Another play I had the pleasure of reading before an audition, this is the story of the brothers Booth - both actors, one famous for his art and one infamous for his crime. It's a love triangle of sorts - Edwin is married to Mary, whom he suspects is having an affair with his brother John. The play spans the time from just before Edwin marries to Mary to just before John kills President Lincoln. It's an interesting experience, since we all know what happens at the end, to see how these brothers relate to each other and what a charming, funny guy John was before he became a criminal. It reminds us of the "crime of passion" - one done out of a strong belief that leads the committer to an extreme action.

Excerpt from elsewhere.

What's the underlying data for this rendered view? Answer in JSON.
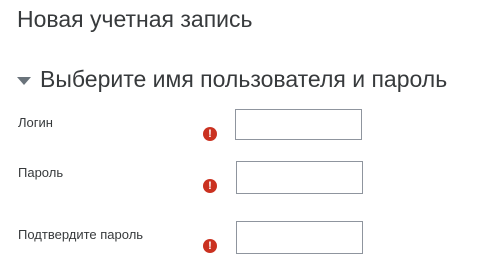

John is passionate about the cause in the South and wants to fight for the Confederate Army. His plan is to capture President Lincoln and to hold him as a prisoner. Edwin warns him about the dangers of war and tries to encourage him to stay at home and work his craft. He says:
A corpse doesn't take bows, Johnny.
John is not easily dissuaded and goes off to fight. Meanwhile, Mary becomes ill and Edwin is driven further into alcoholism. It's a dramatic tale of love and passion, of all sorts. To see how it ends, I encourage you all to go check it out! It will be playing off-Broadway very soon! For more info visit:

Tuesday Play-a-day: Collected Stories by Donald Margulies


' (1) absurdist (1) american (68) British (17) chekhov (1) classical (33) comedic (49) contemporary (108) dramatic (44) fairy-tale (1) farce (8) helen keller (1) impediment (2) Irish (1) musical (2) no role (3) nudity (1) one-act (9) pulitzer (4) role (117) serio-comedic (43) shakespeare (4) Shaw (2) thriller (1) tragedy (4) translation (3) war (2)